### About this exercise
Search the data for the word "title" and copy out every line that has it.

--------

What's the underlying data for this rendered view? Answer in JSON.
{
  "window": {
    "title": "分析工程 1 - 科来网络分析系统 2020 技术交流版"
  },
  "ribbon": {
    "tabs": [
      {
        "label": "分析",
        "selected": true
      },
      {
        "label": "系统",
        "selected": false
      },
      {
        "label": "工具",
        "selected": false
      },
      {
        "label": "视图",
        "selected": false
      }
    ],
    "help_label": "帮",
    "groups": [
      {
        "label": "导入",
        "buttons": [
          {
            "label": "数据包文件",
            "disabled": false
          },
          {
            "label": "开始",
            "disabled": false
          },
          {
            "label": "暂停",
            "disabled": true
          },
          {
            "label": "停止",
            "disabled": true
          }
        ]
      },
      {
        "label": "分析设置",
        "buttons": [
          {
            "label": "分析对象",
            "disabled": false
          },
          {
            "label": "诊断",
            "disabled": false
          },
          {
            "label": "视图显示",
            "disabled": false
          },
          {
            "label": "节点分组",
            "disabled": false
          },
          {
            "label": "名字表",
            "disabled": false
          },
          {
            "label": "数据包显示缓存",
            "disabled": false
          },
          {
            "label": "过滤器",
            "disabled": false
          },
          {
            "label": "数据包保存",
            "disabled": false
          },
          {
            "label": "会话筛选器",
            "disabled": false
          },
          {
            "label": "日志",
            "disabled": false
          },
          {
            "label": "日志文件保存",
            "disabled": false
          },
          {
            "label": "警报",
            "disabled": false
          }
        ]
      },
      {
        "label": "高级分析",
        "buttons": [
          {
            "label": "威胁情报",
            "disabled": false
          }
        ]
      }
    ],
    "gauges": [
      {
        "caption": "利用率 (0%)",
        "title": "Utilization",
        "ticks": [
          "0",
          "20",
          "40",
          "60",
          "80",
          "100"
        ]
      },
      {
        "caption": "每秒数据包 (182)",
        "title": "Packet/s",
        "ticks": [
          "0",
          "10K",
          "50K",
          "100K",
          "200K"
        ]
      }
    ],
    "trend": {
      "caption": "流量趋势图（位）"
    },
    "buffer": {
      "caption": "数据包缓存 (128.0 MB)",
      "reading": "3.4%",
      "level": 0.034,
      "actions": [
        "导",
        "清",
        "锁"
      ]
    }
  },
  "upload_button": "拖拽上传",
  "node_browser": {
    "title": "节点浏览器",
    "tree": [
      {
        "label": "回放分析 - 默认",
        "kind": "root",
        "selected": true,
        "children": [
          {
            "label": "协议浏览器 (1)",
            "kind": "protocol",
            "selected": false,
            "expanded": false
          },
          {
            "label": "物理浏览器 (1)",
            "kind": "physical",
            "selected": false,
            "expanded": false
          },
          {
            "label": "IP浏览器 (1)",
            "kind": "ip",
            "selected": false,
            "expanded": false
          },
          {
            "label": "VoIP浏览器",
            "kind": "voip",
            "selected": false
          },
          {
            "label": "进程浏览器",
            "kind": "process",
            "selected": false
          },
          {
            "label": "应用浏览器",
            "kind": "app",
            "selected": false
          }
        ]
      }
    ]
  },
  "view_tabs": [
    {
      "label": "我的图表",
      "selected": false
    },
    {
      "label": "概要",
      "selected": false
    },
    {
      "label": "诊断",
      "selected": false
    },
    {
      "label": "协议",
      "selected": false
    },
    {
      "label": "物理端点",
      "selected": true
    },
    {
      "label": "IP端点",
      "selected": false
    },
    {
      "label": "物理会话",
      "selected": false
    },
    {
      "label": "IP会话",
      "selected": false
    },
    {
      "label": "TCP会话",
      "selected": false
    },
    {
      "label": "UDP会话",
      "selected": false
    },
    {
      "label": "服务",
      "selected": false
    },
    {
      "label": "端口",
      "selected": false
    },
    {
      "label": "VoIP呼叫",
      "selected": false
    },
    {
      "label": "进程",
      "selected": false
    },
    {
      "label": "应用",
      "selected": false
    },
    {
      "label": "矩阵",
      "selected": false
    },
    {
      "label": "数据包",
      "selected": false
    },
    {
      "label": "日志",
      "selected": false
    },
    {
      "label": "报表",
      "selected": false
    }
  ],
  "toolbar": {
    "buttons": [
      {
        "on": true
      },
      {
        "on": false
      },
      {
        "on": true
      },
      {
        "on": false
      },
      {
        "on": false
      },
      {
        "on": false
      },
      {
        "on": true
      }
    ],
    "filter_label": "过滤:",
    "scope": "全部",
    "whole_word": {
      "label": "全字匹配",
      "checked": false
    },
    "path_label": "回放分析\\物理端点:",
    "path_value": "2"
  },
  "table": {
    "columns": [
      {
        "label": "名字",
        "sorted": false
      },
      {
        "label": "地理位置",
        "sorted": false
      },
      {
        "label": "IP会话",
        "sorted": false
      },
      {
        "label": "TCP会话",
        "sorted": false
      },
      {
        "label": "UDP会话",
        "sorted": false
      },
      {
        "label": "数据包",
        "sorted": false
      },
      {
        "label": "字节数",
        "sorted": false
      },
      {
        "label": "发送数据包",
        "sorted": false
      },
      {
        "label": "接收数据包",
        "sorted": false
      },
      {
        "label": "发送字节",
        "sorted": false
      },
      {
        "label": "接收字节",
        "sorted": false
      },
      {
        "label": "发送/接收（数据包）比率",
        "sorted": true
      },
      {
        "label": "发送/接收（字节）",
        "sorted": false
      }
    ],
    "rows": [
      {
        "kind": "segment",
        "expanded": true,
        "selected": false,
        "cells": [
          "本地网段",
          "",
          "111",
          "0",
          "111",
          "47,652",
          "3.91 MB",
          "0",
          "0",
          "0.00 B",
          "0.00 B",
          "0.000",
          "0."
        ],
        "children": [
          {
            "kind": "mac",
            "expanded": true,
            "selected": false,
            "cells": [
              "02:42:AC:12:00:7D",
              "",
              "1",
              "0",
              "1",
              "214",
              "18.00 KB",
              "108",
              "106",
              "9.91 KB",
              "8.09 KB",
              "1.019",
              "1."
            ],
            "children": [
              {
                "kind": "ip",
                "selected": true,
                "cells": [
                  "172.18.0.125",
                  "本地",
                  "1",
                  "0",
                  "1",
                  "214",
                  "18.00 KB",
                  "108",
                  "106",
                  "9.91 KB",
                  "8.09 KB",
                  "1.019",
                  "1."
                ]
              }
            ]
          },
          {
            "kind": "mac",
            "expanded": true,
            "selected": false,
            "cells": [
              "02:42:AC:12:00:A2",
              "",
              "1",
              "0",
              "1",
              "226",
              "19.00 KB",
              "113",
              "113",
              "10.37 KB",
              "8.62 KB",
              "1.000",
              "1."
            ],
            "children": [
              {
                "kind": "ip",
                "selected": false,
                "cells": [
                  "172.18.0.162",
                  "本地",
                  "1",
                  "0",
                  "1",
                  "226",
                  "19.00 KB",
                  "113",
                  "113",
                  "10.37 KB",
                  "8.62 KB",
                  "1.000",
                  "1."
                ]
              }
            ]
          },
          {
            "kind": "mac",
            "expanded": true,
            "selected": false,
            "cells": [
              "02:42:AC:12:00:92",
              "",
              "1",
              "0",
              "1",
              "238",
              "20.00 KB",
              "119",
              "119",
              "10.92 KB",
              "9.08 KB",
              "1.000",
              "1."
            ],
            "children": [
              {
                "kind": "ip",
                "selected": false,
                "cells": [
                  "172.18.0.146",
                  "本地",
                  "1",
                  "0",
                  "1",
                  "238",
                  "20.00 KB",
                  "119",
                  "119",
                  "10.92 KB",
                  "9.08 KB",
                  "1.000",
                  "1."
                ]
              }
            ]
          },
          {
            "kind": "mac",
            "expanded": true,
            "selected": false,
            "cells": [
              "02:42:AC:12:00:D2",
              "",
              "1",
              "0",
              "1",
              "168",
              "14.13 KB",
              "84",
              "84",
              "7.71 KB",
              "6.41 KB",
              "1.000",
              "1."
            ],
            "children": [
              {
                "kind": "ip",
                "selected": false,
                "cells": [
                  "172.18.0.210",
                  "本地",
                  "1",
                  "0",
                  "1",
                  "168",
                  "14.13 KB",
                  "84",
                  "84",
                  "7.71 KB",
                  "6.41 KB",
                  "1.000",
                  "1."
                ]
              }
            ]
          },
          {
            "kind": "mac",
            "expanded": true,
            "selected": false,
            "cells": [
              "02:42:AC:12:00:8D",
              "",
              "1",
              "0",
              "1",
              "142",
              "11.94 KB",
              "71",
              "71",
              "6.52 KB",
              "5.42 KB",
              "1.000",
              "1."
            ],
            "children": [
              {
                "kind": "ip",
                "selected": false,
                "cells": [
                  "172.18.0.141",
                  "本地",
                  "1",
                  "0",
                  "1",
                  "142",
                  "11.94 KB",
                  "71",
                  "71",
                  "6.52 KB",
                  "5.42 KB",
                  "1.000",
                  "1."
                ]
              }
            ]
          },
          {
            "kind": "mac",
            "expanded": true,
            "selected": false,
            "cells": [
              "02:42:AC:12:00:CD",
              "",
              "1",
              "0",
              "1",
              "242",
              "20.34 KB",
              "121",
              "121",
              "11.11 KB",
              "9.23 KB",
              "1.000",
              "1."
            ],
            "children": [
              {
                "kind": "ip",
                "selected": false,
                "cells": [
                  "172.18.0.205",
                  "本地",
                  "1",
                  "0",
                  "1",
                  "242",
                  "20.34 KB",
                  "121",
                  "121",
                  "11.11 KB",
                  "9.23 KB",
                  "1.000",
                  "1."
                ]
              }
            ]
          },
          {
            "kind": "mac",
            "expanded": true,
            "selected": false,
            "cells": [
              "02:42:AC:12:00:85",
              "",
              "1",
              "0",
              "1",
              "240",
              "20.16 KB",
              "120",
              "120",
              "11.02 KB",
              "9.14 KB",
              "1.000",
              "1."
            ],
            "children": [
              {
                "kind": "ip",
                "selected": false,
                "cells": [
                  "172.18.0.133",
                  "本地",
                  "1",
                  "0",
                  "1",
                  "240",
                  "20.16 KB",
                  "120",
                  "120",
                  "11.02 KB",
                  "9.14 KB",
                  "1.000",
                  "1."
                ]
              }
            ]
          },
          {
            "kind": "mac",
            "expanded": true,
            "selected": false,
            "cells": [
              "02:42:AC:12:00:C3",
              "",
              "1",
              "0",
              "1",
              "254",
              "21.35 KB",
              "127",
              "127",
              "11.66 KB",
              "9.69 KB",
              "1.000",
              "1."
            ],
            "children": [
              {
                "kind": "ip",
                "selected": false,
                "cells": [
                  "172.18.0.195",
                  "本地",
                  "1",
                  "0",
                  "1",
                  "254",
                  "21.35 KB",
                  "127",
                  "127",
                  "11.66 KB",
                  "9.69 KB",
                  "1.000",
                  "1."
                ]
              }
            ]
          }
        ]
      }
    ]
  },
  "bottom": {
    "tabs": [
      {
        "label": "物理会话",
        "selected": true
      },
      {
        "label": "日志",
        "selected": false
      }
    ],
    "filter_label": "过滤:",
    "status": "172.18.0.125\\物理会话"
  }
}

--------

### Response to the task
    "title": "分析工程 1 - 科来网络分析系统 2020 技术交流版"
        "title": "Utilization",
        "title": "Packet/s",
    "title": "节点浏览器",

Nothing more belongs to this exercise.